*** Recorded information ***

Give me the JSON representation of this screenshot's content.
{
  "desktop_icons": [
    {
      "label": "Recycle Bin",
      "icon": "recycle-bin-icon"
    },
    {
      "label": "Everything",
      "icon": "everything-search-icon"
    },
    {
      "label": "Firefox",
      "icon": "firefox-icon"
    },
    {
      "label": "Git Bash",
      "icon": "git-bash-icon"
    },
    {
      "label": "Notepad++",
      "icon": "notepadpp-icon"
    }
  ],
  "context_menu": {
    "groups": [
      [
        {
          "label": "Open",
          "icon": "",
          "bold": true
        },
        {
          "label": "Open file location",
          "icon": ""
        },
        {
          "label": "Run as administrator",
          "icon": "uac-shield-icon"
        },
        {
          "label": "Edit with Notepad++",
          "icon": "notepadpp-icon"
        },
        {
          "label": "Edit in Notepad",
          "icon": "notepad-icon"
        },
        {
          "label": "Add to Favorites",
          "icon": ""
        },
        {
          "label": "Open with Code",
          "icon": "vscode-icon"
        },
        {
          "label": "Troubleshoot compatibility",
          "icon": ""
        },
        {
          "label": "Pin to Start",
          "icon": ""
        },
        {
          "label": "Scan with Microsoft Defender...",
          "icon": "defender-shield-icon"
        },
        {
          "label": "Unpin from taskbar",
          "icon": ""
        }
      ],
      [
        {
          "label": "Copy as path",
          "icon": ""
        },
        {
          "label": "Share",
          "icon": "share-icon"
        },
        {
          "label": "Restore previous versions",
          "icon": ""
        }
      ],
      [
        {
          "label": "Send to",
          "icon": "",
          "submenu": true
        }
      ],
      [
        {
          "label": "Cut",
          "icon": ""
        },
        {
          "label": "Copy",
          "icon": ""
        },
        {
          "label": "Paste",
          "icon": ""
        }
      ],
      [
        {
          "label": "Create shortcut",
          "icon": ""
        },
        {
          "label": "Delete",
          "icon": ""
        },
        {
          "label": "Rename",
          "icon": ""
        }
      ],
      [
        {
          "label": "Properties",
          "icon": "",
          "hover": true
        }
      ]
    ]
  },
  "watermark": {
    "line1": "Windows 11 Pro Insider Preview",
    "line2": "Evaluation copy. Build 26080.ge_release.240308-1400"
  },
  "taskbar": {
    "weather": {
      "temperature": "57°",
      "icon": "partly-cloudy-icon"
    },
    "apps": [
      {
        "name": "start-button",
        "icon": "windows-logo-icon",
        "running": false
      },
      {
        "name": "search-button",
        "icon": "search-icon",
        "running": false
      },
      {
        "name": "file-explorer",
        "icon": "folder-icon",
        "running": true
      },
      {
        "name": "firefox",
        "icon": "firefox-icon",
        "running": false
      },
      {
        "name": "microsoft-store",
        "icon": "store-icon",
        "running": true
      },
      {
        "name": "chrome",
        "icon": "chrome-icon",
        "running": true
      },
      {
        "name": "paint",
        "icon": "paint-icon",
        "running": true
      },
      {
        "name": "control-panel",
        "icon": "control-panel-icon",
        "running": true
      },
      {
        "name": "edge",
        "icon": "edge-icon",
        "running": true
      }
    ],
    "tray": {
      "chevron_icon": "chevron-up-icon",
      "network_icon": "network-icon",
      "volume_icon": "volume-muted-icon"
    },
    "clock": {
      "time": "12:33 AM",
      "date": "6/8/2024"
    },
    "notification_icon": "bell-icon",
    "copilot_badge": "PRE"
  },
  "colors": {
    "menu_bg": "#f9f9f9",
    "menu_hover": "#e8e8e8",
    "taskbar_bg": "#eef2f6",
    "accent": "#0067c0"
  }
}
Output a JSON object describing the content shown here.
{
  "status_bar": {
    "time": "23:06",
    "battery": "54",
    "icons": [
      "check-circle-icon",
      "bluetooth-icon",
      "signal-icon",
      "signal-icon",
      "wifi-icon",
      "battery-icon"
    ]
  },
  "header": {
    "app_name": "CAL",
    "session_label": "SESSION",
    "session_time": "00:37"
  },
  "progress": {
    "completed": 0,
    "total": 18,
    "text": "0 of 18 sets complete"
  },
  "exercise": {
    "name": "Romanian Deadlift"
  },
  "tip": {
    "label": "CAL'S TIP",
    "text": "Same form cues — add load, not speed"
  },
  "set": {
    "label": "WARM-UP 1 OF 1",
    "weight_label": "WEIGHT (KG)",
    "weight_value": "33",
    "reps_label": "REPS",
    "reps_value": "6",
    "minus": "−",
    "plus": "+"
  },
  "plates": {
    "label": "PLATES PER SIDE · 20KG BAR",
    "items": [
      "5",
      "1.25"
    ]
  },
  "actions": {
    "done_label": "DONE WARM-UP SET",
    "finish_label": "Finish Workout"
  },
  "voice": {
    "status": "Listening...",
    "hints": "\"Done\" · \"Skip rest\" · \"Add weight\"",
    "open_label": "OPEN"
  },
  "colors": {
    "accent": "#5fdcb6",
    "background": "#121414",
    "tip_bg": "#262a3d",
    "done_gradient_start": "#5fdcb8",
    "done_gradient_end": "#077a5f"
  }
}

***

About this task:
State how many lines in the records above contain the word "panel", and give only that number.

Exercise response:
2